The forward area of the sun deck features a large sunpad that can be transformed into a dining area with a few quick adjustments. This dining space will surely be a favourite, with lounging settees and plenty of pillows to prop upon while tasting gourmet goodies. Guests will be sorely tempted to spend an awful lot of their time up on the fully equipped sun deck. Aside from the amenities, the plunge pool is enormous aft-and fitted with a handsome teak frame. At night, the whole area comes alive in candle lighting and LED accents that are sure to please.
What could a luxury yacht bearing the Molori mantle be without an extravagant owner’s suite? There are no hints of quietude or restraint here, as the lead charter party will surely find. Start with the view: there are 180-degrees of large windows wrapped around the centrally-aligned, forward-facing bed. The master suite is located on the main deck forward, and this opened up a fantastic opportunity – something Lazarus is used to exploiting. Heading forward from the master suite, one exits on to a private outdoor owner’s terrace fitted with lounge and a six-person Jacuzzi. This is probably a first of its kind, certainly for a semi-custom yacht of this size and one that’s been geared to private charter.

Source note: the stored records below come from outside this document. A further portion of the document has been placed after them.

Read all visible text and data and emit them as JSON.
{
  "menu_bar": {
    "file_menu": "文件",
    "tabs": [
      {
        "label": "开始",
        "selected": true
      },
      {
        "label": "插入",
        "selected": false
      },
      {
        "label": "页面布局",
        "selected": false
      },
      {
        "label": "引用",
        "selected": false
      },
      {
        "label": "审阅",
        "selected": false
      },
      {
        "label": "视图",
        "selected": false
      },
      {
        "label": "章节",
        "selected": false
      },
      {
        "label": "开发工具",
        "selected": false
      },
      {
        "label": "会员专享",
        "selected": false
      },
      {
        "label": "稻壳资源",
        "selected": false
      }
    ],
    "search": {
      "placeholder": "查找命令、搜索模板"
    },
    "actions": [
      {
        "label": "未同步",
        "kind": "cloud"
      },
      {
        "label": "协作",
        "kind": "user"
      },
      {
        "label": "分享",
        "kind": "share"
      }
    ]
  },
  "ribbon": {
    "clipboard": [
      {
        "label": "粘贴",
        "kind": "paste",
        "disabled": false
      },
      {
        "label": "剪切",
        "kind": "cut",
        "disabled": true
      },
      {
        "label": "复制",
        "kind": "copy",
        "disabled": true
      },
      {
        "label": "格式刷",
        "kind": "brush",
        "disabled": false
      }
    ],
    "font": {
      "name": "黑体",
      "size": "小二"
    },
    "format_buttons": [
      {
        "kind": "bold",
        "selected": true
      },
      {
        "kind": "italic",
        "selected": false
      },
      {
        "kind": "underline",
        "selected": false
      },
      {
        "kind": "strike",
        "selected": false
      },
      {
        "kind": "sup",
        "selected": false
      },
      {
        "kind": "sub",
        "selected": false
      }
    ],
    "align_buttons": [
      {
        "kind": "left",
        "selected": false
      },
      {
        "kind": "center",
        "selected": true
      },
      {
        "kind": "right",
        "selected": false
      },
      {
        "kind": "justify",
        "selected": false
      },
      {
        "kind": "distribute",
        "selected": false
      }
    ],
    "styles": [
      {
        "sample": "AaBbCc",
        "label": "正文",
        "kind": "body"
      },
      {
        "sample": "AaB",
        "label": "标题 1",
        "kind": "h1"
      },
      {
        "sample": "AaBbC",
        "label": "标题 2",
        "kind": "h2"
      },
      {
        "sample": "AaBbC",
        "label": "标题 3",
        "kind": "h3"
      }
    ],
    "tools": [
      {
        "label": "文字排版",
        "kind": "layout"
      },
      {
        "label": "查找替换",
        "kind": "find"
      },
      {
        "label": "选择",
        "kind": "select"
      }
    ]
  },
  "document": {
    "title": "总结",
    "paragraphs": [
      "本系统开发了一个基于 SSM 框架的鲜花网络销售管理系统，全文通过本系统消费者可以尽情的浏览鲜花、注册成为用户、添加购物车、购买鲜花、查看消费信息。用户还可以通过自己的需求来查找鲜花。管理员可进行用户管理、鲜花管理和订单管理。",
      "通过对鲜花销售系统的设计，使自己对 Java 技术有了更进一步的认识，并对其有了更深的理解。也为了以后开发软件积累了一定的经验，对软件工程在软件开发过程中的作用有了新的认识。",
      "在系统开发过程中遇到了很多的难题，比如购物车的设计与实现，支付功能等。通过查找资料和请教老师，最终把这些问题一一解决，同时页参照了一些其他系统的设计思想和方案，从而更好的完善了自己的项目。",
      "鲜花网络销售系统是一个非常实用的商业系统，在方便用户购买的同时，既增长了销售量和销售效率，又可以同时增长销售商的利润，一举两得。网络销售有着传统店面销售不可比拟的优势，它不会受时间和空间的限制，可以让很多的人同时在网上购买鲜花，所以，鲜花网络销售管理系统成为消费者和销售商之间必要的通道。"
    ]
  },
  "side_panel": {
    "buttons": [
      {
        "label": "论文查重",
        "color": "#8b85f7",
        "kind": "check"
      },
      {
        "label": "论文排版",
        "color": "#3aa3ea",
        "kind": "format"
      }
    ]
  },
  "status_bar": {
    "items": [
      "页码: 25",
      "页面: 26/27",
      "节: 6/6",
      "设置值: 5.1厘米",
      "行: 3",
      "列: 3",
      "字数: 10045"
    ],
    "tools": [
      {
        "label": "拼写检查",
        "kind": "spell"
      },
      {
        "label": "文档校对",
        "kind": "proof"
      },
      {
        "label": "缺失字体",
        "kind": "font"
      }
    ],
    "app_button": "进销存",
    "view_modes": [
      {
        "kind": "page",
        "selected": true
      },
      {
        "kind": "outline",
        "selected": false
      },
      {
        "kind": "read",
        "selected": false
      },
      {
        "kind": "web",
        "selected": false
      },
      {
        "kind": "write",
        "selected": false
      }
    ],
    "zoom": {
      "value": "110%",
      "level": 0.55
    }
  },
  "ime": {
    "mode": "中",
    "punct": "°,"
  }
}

The master suite’s bed features designs by Italian Design House Missoni. There are his and hers bathrooms with tubs and a steam shower with Venetian glass mirrors selected by Lazarus himself. A quick bit of champagne and a dip in a Jacuzzi before finally getting to bed – sounds perfect.
Below decks, the other charter party guests may not get their own Jacuzzis, but they certainly get a big dose of Molari styling. Each of the four suites has a distinct look, with comfort and pleasure mixed in equal measure. Woods and stone finishings are paired with art-deco features. Mock-croc skin covers each door, but lends a unique hue to each entry. Told U So sleeps up to ten guests, and can accommodate cocktail parties for up to 60 people. To emphasize the unique nature of each of the guest suites, they have been named: There is the White Room, The Zebrano Room, The Limed Oak Room, and the Ebony Room. Interestingly, you won’t find twin bunks for kids aboard Told U So, hinting at the kind of fun that the grown ups can have on-board.
Toys R Us
Naturally, being on a superyacht requires tenders, toys and more. No one understands this more than Mr. Lazarus himself, often seen on a jet ski. The transom door opens down completely to form the mandatory beach club/rec area, while revealing the toys garage. Stowed here is a Novurania Equator 540 tender with inboard engine, which can be used for wakeboarding or waterskiing. A Novurania Chase 38 is also available for fishing or sport. There are two Sea Bobs, two Yamaha Wave Runners and two sets of kite surfing gear, plus Scuba gear for four.
A crew of 12 is comfortably accommodated for, which means guests will be very well looked after. And despite the design flair of Told U So, this is not a yacht for just sitting in a marina. The Vision 145 has a range of 4000 nautical miles at 12 knots – very respectable performance – with a top speed of 15 knots.
Underscoring that range, Told U So was recently available for charter in the Maldives, and is reportedly making an excursion to Thailand and Singapore in 2012, possibly to be exhibited at the coming boat show season.
To charter: www.molori.com
Technical Specifications – Benetti Vision 145 Told U So
LOA 43.6 m
Maximum beam 9.26 m
Maximum draught 2,72 m
Full load displacement 390t
Fuel capacity 60,000 litres
Fresh water capacity 9,500 litres
Main Engines: 2 x CAT C32 Acert 1300HP, 970 kW @ 1.800 rpm
Range at 12 knots 3,500 n.m.
Generators 2 x Kohler 125 kW
Bow thruster VT Naiad Marine VT77 77 kW
Stabilisers Stabilization at anchor VT Naiad Marine
Propellers Benetti design
Electric and Electronic System BEST Benetti’s Exclusive Sea Technology
Integration of bridge navigation systems
Exterior Styling & Concept Stefano Righini
Interior Design Molori Design
Classification ABS Malta Cross A1 Yachting Service AMS – LY2 compliance (option)